Dataset rows for apps and sites:
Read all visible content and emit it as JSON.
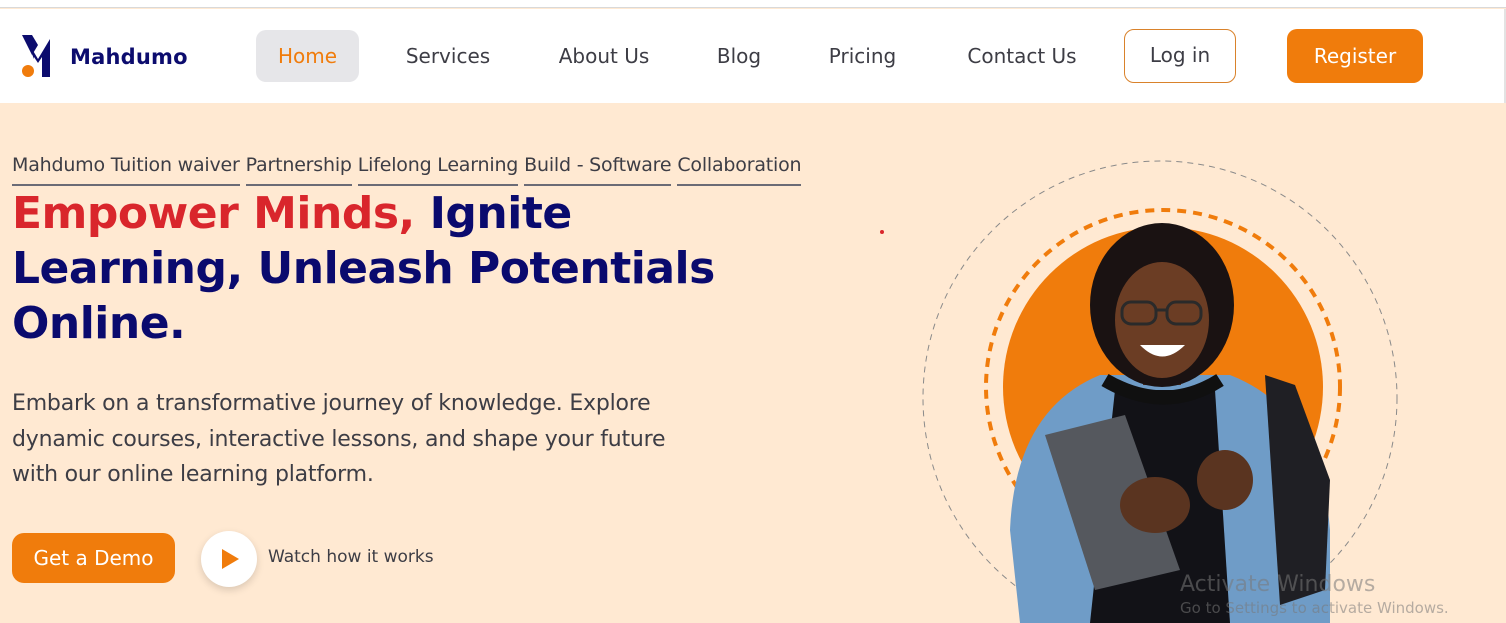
{
  "brand": {
    "name": "Mahdumo",
    "accent": "#f07c0c",
    "navy": "#0a0a6e",
    "red": "#d9262c",
    "hero_bg": "#ffe9d2"
  },
  "nav": {
    "items": [
      {
        "label": "Home",
        "active": true
      },
      {
        "label": "Services"
      },
      {
        "label": "About Us"
      },
      {
        "label": "Blog"
      },
      {
        "label": "Pricing"
      },
      {
        "label": "Contact Us"
      }
    ],
    "login": "Log in",
    "register": "Register"
  },
  "hero": {
    "tags": [
      "Mahdumo Tuition waiver",
      "Partnership",
      "Lifelong Learning",
      "Build - Software",
      "Collaboration"
    ],
    "headline_red": "Empower Minds,",
    "headline_rest": "Ignite Learning, Unleash Potentials Online.",
    "description": "Embark on a transformative journey of knowledge. Explore dynamic courses, interactive lessons, and shape your future with our online learning platform.",
    "demo_button": "Get a Demo",
    "watch_label": "Watch how it works"
  },
  "watermark": {
    "line1": "Activate Windows",
    "line2": "Go to Settings to activate Windows."
  }
}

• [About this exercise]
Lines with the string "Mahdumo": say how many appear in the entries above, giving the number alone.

• [Expected output]
2